Read the full article in The New York Times here.

Review: Joanne Pearce Martin's Piano Spheres recital at Zipper Hall

The great Italian composer Luciano Berio once observed that “a musical work is never alone — it always has a big family to cope with, and it must be capable of living many lives.” That insight seemed to inform Joanne Pearce Martin’s extraordinary and elegiac Piano Spheres recital Tuesday at the Colburn School’s Zipper Hall.

The two premieres were both typical of a program filled with musical gestures and remembrances: Esa-Pekka Salonen’s “Pavane in Memory of Steven Witser,” the principal trombonist of the Los Angeles Philharmonic who died last April at age 48, and Gernot Wolfgang’s “Theremin’s Journey” for Theremin, piano and electronica.

The pianist, in her ninth season as principal keyboardist for the Philharmonic, began by boldly digging into a bright-toned Fazioli piano in four selections from Stephen Hartke’s “Post-Modern Homages,” which included a pleasing riff on Satie. More impressive was Pearce Martin’s finely shaped reading of “Distances” (1988), Meyer Kupferman’s moody memorial to a friend.
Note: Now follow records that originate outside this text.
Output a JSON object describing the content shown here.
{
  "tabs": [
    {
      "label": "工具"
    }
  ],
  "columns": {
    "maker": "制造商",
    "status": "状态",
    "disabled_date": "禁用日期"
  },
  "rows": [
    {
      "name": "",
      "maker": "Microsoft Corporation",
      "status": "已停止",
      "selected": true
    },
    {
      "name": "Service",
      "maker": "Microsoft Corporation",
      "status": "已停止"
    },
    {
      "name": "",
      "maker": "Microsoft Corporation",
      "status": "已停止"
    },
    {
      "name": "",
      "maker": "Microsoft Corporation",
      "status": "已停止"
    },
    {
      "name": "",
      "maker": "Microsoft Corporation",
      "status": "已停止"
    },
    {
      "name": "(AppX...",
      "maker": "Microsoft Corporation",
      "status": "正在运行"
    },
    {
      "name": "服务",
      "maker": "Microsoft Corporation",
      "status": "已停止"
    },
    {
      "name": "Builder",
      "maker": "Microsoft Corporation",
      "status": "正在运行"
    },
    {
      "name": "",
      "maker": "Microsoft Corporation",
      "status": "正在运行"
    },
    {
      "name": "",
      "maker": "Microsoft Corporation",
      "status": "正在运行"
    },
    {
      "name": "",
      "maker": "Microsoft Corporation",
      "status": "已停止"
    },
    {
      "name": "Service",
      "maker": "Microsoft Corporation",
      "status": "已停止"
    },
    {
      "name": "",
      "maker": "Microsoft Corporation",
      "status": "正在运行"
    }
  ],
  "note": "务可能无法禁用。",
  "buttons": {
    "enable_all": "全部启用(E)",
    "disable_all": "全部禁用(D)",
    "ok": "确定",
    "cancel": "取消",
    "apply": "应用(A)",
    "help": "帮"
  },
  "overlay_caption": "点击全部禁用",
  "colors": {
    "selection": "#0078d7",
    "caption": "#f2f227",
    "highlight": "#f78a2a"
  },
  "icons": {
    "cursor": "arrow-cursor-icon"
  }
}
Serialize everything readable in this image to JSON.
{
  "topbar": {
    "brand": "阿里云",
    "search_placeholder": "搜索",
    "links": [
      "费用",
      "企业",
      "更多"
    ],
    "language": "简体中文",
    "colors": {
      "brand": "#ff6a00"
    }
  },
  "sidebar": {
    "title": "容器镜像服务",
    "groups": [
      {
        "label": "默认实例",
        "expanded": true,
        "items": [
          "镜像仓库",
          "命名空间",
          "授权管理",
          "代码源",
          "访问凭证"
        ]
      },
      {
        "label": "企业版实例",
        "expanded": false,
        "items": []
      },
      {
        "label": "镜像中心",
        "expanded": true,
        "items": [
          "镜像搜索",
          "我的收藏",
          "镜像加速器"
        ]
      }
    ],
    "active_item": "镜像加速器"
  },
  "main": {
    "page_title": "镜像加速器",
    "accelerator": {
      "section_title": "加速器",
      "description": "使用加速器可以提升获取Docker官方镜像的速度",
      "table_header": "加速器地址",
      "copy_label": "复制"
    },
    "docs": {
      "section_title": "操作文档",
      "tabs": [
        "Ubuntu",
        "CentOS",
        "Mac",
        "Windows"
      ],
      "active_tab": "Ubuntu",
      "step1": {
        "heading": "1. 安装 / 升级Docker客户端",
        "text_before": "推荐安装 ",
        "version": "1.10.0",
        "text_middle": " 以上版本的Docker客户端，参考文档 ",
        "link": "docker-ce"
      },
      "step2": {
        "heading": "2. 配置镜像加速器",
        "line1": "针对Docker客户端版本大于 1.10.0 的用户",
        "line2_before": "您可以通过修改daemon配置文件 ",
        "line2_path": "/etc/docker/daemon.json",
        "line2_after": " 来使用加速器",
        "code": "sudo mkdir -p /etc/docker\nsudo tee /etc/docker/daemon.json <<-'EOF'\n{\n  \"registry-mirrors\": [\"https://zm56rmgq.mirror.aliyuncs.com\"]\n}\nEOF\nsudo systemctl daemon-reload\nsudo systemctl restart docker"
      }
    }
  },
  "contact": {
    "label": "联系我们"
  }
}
Read the full blog posting in The Los Angeles Times here.